Seddon Park

Seddon Park is a cricket ground in Hamilton, New Zealand. It is the fourth-largest cricket ground in the country, and is renowned for its "village green" setting, affording a picnic atmosphere for spectators.

Seddon Park
Waikato cricket ground.jpg
Ground information
LocationHamilton Central, Hamilton, New Zealand
Coordinates37°47′12″S 175°16′27″E / 37.78667°S 175.27417°E / -37.78667; 175.27417Coordinates: 37°47′12″S 175°16′27″E / 37.78667°S 175.27417°E / -37.78667; 175.27417
TenantsNew Zealand
End names
Members End
City End
International information
First Test22–26 February 1991:
 New Zealand v  Sri Lanka
Last Test29 November–3 December 2019:
 New Zealand v  England
First ODI15 February 1981:
 New Zealand v  India
Last ODI5 February 2020:
 New Zealand v  India
First T20I28 December 2008:
 New Zealand v  West Indies
Last T20I29 January 2020:
 New Zealand v  India
First WODI14 January 1982:
 England v  International XI
Last WODI30 January 2020:
 New Zealand v  South Africa
First WT20I28 December 2010:
 New Zealand v  Australia
Last WT20I6 February 2020:
 New Zealand v  South Africa
As of 1 September 2020
Source: Cricinfo


Seddon Park was named after Richard Seddon, the longest-serving Prime Minister of New Zealand. Hamilton Borough Council named it in July 1906 before it was developed.[1] It was first used for a major cricket match in February 1914, when the touring Australians played a South Auckland XVIII in a two-day match.[2] It has been in constant use since.[3]

Due to sponsorship from Trust Bank and subsequently Westpac, the ground was known as Trust Bank Park from 1990 to 1997, as WestpacTrust Park from 1997 to 2003, and as Westpac Park from 2003 to 2006. It reverted to its original name in 2006, when Westpac decided to end its sponsorship of a number of sporting events and grounds in New Zealand.

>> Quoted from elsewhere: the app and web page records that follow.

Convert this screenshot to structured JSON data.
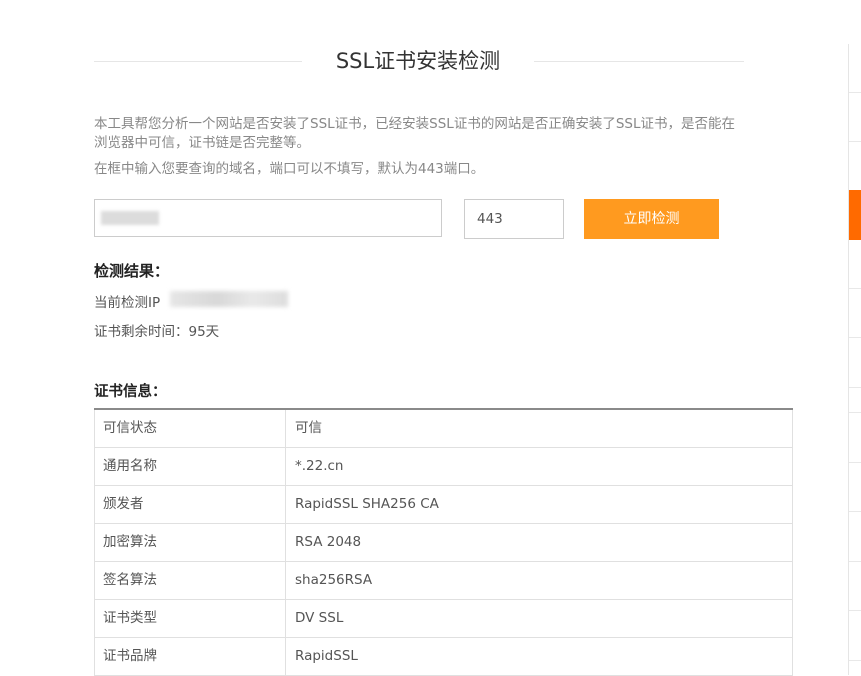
{
  "header": {
    "title": "SSL证书安装检测"
  },
  "intro": {
    "line1": "本工具帮您分析一个网站是否安装了SSL证书，已经安装SSL证书的网站是否正确安装了SSL证书，是否能在浏览器中可信，证书链是否完整等。",
    "line2": "在框中输入您要查询的域名，端口可以不填写，默认为443端口。"
  },
  "form": {
    "port_value": "443",
    "button_label": "立即检测"
  },
  "result": {
    "title": "检测结果：",
    "ip_label": "当前检测IP",
    "remaining": "证书剩余时间：95天"
  },
  "cert": {
    "title": "证书信息：",
    "rows": [
      {
        "key": "可信状态",
        "value": "可信"
      },
      {
        "key": "通用名称",
        "value": "*.22.cn"
      },
      {
        "key": "颁发者",
        "value": "RapidSSL SHA256 CA"
      },
      {
        "key": "加密算法",
        "value": "RSA 2048"
      },
      {
        "key": "签名算法",
        "value": "sha256RSA"
      },
      {
        "key": "证书类型",
        "value": "DV SSL"
      },
      {
        "key": "证书品牌",
        "value": "RapidSSL"
      }
    ]
  },
  "colors": {
    "accent": "#ff9a1f",
    "sidebar_active": "#ff6a00"
  }
}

Seddon Park was also used for the 2015 Cricket World Cup for two of the world cup's matches.[4]


Seddon Park is a round, well-grassed ground with a centre block of nine pitches, running approximately north to south. These pitches are usually very good for batting. There is an embankment going around three-quarters of the perimeter, with a tall hedgerow outside this embankment.

In addition to cricket, Seddon Park has been used for rugby union, rugby league and hockey matches. It therefore has a flexible stadium environment that can be modified according to sports events.

Usage and statisticsEdit

Seddon Park has been used for first-class cricket since the 1956–57 season, coinciding with the formation of the Northern Districts Cricket Association and the inclusion of the Northern Districts cricket team in the Plunket Shield competition.

The ground is used for hosting Twenty20 International matches, One Day International matches as well as Test matches. It has hosted a total of 9 T20Is, 34 ODIs and 25 Test matches. The first ODI played here was between New Zealand and India on 15 February 1981, which New Zealand won by 57 runs. The first Test match was played on 22–26 February 1991, between New Zealand and Sri Lanka, which was a draw.

Kane Williamson has the highest Test score on the ground, 200 not out versus Bangladesh in 2019, whilst Ross Taylor holds the highest Test aggregate for the ground of 908 runs.

The ground was also used for one season in 2001 for the majority of Waikato and Chiefs rugby home games. Temporary stands were raised for the games. Rugby returned to the newly built Waikato Stadium for the following year.

Tests record for groundEdit

Highest totals : 715/6 d (163 overs) by New Zealand v Bangladesh on 28 Feb 2019
High scores : 226(441) by Joe Root v New Zealand on 2 December 2019

See alsoEdit


  1. ^ "[untitled]". Waikato Argus. XXI (3230): 2. 14 July 1906. Retrieved 29 November 2017.
  2. ^ "Australia v South Auckland". Waikato Times (12784): 4. 3 February 1914. Retrieved 29 November 2017.
  3. ^ "Other matches played on Seddon Park, Hamilton". CricketArchive. Retrieved 29 November 2017.
  4. ^ "ICC Cricket World Cup 2015 launched: India and Pakistan grouped together, face off on February 15".

External linksEdit